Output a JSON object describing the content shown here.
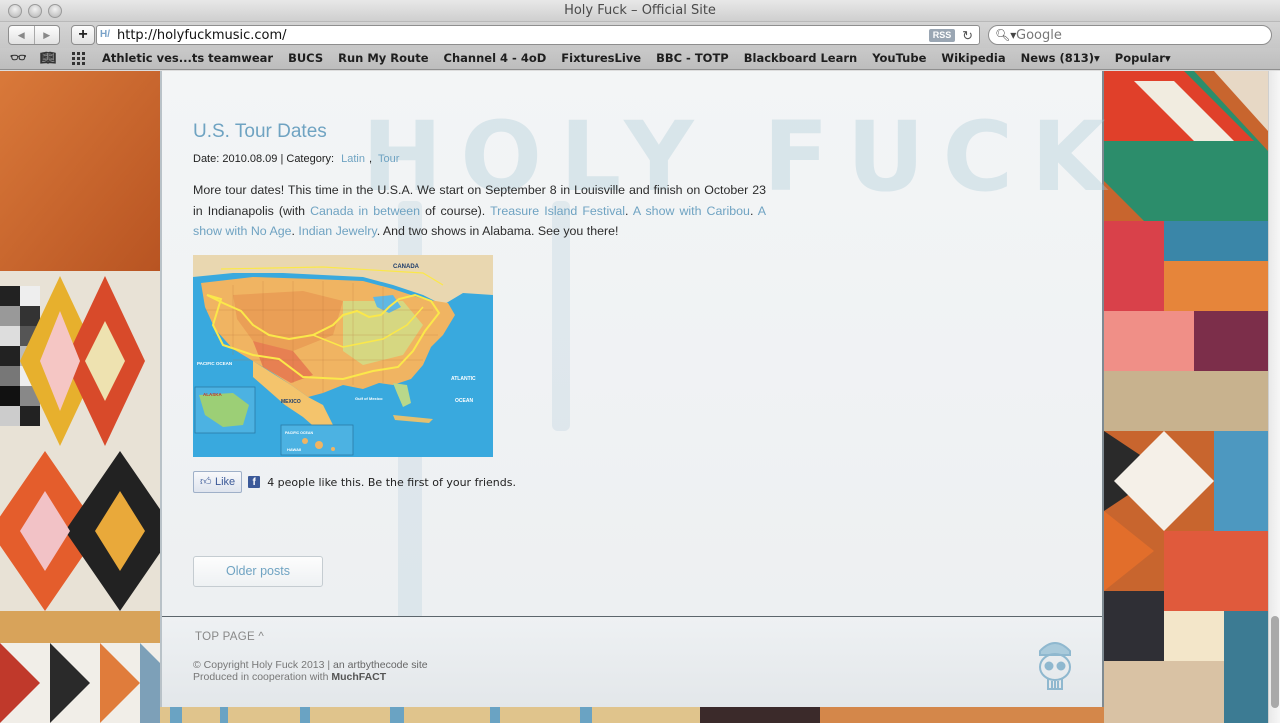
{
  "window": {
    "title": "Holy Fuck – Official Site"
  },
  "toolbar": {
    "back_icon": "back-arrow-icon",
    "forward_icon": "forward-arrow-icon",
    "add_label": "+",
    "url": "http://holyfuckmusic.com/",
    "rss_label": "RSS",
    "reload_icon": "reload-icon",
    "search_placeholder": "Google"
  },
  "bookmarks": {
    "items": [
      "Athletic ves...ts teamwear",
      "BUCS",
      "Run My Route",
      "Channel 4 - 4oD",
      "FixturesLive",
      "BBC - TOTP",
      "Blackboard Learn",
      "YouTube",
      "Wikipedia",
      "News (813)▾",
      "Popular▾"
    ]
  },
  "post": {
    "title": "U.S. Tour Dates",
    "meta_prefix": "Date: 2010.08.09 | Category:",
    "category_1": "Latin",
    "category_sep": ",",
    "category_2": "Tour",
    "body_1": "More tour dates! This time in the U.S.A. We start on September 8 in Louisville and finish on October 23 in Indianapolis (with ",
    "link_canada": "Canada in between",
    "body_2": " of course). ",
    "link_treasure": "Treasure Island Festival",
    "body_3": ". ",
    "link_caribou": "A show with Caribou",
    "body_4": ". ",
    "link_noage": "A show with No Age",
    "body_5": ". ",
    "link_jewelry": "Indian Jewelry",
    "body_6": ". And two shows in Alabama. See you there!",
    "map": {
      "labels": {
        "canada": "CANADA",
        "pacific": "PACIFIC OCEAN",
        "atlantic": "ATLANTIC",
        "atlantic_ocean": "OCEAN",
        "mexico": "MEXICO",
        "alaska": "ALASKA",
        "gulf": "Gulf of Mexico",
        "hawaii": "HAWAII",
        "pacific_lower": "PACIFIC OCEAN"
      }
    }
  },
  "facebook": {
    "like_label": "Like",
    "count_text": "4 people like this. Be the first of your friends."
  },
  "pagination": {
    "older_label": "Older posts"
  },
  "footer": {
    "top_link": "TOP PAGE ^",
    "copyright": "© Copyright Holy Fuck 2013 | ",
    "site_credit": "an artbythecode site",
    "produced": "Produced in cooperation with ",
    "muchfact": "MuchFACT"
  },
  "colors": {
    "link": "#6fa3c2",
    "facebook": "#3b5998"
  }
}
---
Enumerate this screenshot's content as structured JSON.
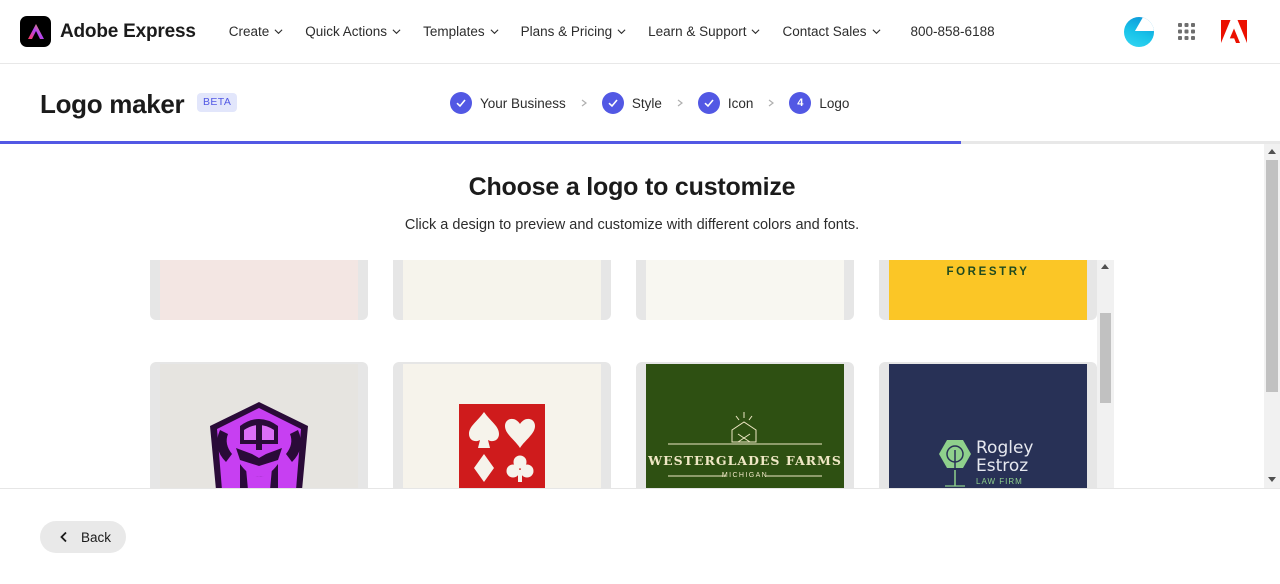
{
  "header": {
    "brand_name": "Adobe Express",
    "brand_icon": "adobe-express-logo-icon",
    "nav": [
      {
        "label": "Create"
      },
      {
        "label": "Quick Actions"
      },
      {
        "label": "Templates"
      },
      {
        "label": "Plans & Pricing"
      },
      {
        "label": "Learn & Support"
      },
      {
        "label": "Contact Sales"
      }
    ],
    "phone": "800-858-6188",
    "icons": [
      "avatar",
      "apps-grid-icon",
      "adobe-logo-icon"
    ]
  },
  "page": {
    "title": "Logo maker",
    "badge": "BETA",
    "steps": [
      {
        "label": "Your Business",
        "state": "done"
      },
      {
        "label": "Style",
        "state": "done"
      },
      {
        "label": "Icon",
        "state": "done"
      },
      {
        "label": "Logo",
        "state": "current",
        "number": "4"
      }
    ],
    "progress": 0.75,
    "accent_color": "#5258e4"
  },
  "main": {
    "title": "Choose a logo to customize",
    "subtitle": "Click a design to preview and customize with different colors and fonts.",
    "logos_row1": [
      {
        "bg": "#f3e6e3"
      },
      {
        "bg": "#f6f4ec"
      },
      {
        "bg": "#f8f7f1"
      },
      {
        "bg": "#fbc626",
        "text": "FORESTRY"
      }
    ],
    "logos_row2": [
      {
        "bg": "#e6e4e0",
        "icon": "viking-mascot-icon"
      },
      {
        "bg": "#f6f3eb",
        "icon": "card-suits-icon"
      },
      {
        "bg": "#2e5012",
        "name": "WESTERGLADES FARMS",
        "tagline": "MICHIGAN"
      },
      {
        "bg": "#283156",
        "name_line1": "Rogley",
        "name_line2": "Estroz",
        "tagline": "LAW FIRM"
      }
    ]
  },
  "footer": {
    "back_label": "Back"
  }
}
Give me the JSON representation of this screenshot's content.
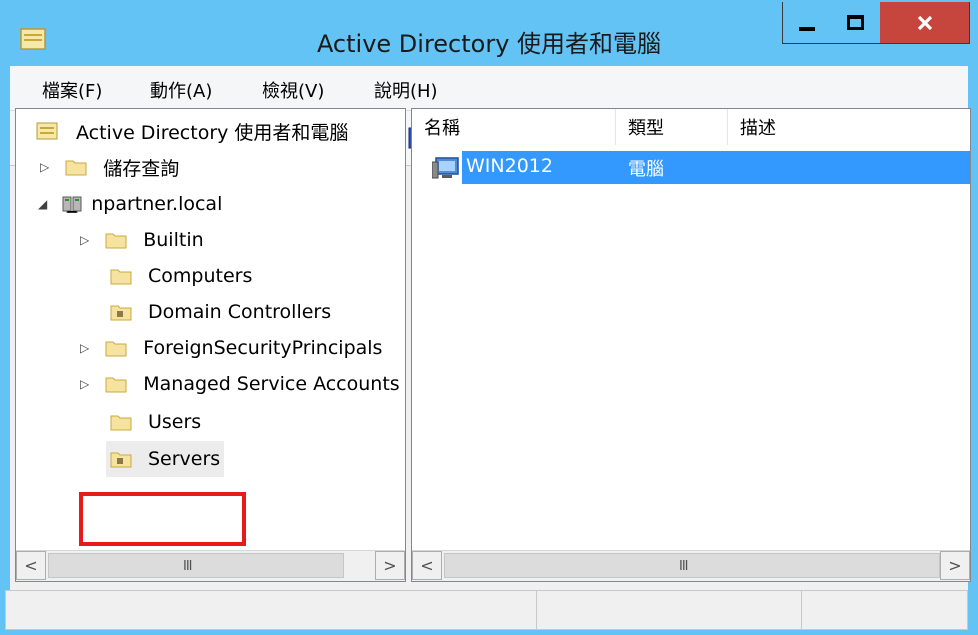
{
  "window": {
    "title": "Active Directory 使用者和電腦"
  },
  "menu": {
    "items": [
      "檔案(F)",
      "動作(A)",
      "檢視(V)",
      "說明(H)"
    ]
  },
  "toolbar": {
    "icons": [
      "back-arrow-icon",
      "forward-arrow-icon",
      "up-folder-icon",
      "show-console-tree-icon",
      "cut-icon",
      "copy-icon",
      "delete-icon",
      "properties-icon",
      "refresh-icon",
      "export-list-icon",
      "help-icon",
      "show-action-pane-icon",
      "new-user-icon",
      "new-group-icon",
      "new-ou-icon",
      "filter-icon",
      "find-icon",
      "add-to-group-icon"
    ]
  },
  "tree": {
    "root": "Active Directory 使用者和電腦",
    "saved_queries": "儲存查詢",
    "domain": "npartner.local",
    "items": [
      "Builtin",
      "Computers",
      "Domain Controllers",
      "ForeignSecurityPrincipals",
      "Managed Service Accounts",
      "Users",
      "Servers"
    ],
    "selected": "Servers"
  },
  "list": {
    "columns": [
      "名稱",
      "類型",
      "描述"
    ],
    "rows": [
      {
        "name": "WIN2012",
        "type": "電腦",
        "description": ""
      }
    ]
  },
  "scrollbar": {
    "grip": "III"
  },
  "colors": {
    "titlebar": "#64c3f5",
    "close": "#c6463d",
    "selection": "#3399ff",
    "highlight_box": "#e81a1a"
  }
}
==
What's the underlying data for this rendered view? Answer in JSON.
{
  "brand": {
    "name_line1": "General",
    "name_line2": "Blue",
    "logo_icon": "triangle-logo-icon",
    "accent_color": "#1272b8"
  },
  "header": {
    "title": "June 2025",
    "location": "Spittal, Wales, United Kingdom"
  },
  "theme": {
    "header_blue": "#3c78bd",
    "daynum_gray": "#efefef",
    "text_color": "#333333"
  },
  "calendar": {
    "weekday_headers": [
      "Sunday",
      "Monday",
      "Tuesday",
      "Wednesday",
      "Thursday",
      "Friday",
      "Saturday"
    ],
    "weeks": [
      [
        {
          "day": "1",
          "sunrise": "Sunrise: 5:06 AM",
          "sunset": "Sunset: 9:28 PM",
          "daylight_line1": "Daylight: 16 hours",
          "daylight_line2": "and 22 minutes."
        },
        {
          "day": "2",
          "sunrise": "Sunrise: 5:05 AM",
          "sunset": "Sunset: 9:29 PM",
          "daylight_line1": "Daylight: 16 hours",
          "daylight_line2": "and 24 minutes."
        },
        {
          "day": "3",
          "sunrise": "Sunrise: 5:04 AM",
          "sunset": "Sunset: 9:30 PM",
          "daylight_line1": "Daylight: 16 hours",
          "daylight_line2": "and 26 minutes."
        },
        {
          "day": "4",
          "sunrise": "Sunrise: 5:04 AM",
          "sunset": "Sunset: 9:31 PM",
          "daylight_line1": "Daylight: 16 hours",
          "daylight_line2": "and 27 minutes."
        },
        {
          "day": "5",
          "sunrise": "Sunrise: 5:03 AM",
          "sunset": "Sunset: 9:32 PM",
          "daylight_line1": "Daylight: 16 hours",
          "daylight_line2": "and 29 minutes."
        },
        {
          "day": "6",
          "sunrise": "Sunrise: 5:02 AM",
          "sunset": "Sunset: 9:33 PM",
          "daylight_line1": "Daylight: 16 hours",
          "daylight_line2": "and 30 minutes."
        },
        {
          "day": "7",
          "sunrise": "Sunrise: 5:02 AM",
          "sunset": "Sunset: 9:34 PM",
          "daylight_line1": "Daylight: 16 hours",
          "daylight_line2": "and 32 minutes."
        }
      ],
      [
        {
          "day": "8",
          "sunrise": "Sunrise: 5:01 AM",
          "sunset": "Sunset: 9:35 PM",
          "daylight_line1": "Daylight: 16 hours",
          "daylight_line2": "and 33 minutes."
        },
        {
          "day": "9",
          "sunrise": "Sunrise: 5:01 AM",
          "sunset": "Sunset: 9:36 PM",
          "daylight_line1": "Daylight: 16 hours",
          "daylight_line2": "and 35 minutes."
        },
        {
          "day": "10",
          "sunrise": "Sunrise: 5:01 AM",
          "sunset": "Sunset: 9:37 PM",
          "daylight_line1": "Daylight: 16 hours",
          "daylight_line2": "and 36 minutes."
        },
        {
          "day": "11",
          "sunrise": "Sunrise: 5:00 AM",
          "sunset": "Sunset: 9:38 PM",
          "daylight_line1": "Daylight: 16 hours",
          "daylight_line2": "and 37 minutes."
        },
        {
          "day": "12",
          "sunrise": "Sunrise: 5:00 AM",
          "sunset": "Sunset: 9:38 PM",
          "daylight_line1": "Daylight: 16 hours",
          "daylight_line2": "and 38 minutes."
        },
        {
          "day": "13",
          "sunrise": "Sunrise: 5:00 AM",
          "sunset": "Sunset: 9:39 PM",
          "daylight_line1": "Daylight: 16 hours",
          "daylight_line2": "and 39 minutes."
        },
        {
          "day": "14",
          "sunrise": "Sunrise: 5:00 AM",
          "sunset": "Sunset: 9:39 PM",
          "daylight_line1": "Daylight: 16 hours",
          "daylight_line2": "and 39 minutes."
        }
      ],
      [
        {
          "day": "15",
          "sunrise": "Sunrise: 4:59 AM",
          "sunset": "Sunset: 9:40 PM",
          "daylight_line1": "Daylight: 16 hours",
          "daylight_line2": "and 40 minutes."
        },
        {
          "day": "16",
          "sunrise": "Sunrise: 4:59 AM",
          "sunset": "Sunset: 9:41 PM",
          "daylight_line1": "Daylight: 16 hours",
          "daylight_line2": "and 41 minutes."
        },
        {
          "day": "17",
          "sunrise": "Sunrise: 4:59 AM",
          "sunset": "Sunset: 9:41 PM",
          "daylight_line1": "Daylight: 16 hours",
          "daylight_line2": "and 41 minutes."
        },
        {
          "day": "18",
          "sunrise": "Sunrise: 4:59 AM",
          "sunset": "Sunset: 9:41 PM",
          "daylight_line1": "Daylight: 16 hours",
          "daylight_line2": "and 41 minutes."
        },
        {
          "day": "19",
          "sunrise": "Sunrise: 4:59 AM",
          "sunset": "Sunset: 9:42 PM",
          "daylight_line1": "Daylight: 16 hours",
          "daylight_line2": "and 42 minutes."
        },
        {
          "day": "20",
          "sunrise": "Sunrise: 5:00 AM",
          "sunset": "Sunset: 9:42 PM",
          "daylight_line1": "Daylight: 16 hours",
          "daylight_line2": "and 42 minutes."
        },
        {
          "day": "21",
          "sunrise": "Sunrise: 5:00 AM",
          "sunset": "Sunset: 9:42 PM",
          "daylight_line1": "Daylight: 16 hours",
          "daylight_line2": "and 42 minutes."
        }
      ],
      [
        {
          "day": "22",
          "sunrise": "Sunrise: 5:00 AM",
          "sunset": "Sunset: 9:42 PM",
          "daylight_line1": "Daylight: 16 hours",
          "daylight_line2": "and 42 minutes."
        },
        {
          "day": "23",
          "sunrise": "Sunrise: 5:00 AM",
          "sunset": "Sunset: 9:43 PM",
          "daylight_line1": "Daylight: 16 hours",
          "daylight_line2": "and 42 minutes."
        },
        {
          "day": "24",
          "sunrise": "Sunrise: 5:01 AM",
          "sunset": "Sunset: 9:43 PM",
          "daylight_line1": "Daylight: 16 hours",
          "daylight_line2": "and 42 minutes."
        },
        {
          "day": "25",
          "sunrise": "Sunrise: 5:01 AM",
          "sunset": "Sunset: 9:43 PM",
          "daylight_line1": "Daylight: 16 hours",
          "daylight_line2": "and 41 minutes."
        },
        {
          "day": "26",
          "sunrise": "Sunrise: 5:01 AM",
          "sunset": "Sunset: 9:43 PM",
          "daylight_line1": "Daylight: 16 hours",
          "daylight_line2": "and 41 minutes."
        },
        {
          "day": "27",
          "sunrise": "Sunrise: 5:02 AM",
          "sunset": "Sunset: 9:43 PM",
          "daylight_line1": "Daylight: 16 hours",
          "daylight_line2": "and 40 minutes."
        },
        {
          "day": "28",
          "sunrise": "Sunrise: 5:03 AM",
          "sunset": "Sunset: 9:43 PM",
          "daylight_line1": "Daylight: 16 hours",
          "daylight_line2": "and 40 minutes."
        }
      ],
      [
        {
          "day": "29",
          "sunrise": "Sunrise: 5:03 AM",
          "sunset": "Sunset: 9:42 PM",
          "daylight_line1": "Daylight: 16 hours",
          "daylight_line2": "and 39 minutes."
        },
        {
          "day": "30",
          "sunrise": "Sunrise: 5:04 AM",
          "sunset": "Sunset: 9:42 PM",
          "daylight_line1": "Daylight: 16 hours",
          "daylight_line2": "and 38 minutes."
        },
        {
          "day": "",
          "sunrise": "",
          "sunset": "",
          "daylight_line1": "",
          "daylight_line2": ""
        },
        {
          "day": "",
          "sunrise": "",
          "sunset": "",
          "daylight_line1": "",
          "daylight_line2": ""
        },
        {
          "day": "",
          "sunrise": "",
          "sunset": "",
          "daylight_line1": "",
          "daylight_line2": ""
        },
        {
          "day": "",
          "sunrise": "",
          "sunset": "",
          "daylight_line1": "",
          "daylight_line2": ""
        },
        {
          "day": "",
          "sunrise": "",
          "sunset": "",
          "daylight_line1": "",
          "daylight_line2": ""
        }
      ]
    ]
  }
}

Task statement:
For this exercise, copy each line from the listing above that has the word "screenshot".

Your response:
Enumerate this screenshot's content as structured JSON.
Give me the JSON representation of this screenshot's content.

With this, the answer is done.